WHAT YOU NEED TO DO>
A word-for-word copy of the records below is needed, without the images.

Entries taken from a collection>
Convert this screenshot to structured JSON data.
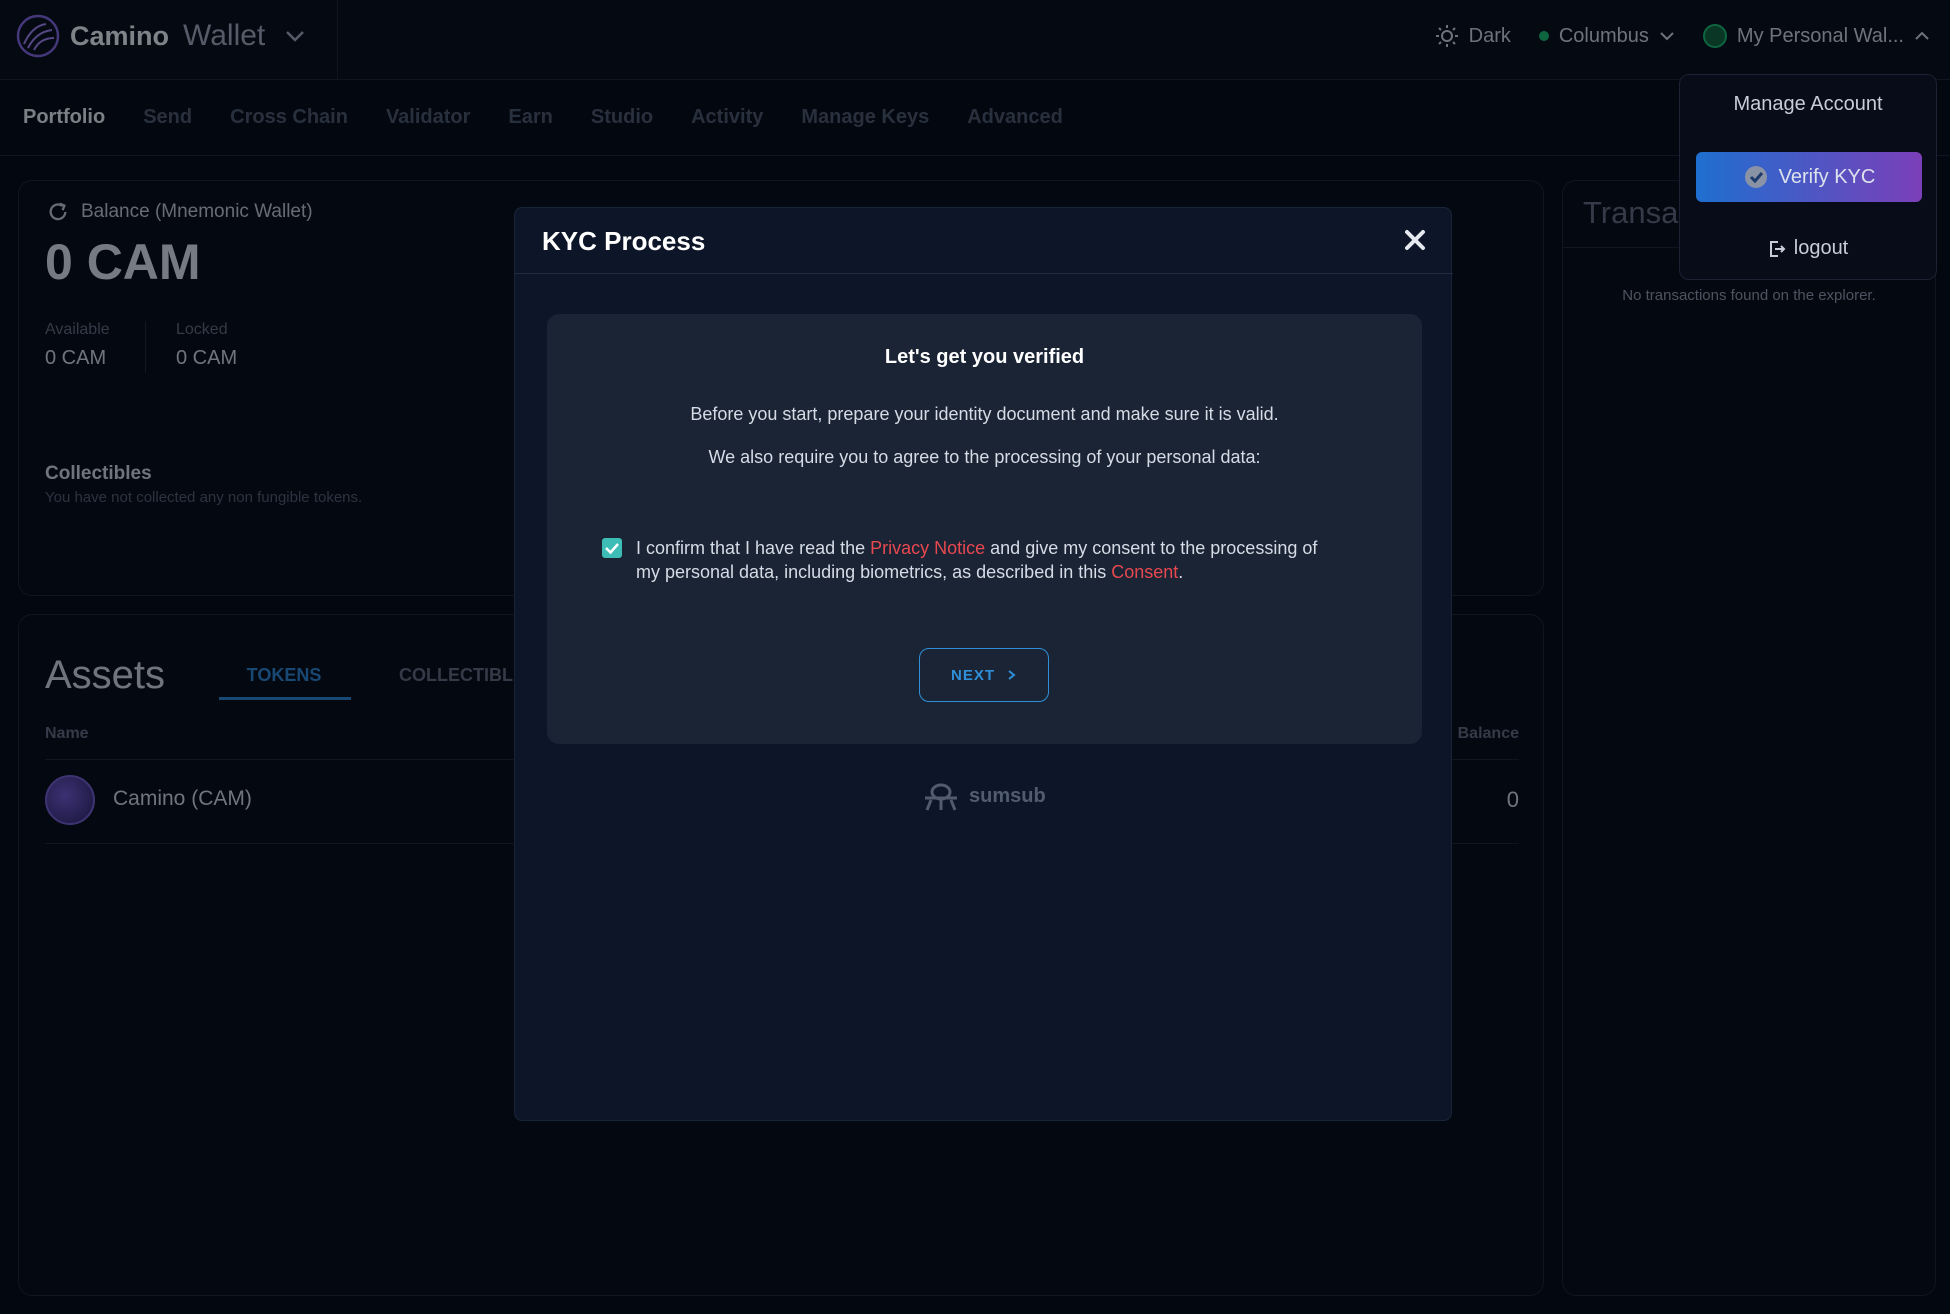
{
  "header": {
    "brand_name": "Camino",
    "brand_product": "Wallet",
    "theme_label": "Dark",
    "network_label": "Columbus",
    "account_label": "My Personal Wal..."
  },
  "nav": {
    "items": [
      "Portfolio",
      "Send",
      "Cross Chain",
      "Validator",
      "Earn",
      "Studio",
      "Activity",
      "Manage Keys",
      "Advanced"
    ],
    "active": "Portfolio"
  },
  "balance_card": {
    "label": "Balance (Mnemonic Wallet)",
    "value": "0 CAM",
    "available_label": "Available",
    "available_value": "0 CAM",
    "locked_label": "Locked",
    "locked_value": "0 CAM",
    "collectibles_title": "Collectibles",
    "collectibles_empty": "You have not collected any non fungible tokens."
  },
  "assets": {
    "title": "Assets",
    "tab_tokens": "TOKENS",
    "tab_collectibles": "COLLECTIBLE",
    "col_name": "Name",
    "col_balance": "Balance",
    "rows": [
      {
        "name": "Camino (CAM)",
        "balance": "0"
      }
    ]
  },
  "transactions": {
    "title": "Transa",
    "empty": "No transactions found on the explorer."
  },
  "account_menu": {
    "manage": "Manage Account",
    "verify": "Verify KYC",
    "logout": "logout"
  },
  "kyc_modal": {
    "title": "KYC Process",
    "heading": "Let's get you verified",
    "para1": "Before you start, prepare your identity document and make sure it is valid.",
    "para2": "We also require you to agree to the processing of your personal data:",
    "consent_pre": "I confirm that I have read the ",
    "consent_link1": "Privacy Notice",
    "consent_mid": " and give my consent to the processing of my personal data, including biometrics, as described in this ",
    "consent_link2": "Consent",
    "consent_end": ".",
    "consent_checked": true,
    "next_label": "NEXT",
    "powered_by": "sumsub"
  },
  "colors": {
    "background": "#050a14",
    "modal": "#0d1628",
    "accent_blue": "#2f8fd8",
    "link_red": "#e8484f",
    "checkbox": "#3dbdb5"
  }
}
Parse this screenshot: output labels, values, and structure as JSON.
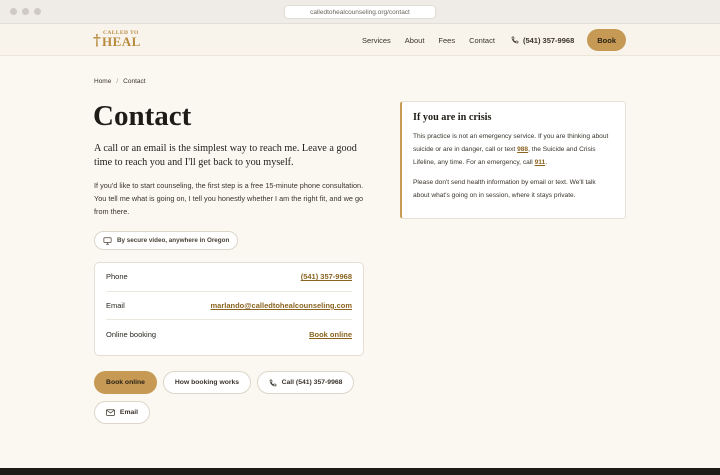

RESULT FOR THIS TASK>
Convert this screenshot to structured JSON data.
{
  "header": {
    "brand_name": "Camino",
    "brand_product": "Wallet",
    "theme_label": "Dark",
    "network_label": "Columbus",
    "account_label": "My Personal Wal..."
  },
  "nav": {
    "items": [
      "Portfolio",
      "Send",
      "Cross Chain",
      "Validator",
      "Earn",
      "Studio",
      "Activity",
      "Manage Keys",
      "Advanced"
    ],
    "active": "Portfolio"
  },
  "balance_card": {
    "label": "Balance (Mnemonic Wallet)",
    "value": "0 CAM",
    "available_label": "Available",
    "available_value": "0 CAM",
    "locked_label": "Locked",
    "locked_value": "0 CAM",
    "collectibles_title": "Collectibles",
    "collectibles_empty": "You have not collected any non fungible tokens."
  },
  "assets": {
    "title": "Assets",
    "tab_tokens": "TOKENS",
    "tab_collectibles": "COLLECTIBLE",
    "col_name": "Name",
    "col_balance": "Balance",
    "rows": [
      {
        "name": "Camino (CAM)",
        "balance": "0"
      }
    ]
  },
  "transactions": {
    "title": "Transa",
    "empty": "No transactions found on the explorer."
  },
  "account_menu": {
    "manage": "Manage Account",
    "verify": "Verify KYC",
    "logout": "logout"
  },
  "kyc_modal": {
    "title": "KYC Process",
    "heading": "Let's get you verified",
    "para1": "Before you start, prepare your identity document and make sure it is valid.",
    "para2": "We also require you to agree to the processing of your personal data:",
    "consent_pre": "I confirm that I have read the ",
    "consent_link1": "Privacy Notice",
    "consent_mid": " and give my consent to the processing of my personal data, including biometrics, as described in this ",
    "consent_link2": "Consent",
    "consent_end": ".",
    "consent_checked": true,
    "next_label": "NEXT",
    "powered_by": "sumsub"
  },
  "colors": {
    "background": "#050a14",
    "modal": "#0d1628",
    "accent_blue": "#2f8fd8",
    "link_red": "#e8484f",
    "checkbox": "#3dbdb5"
  }
}
Parse this screenshot: output labels, values, and structure as JSON.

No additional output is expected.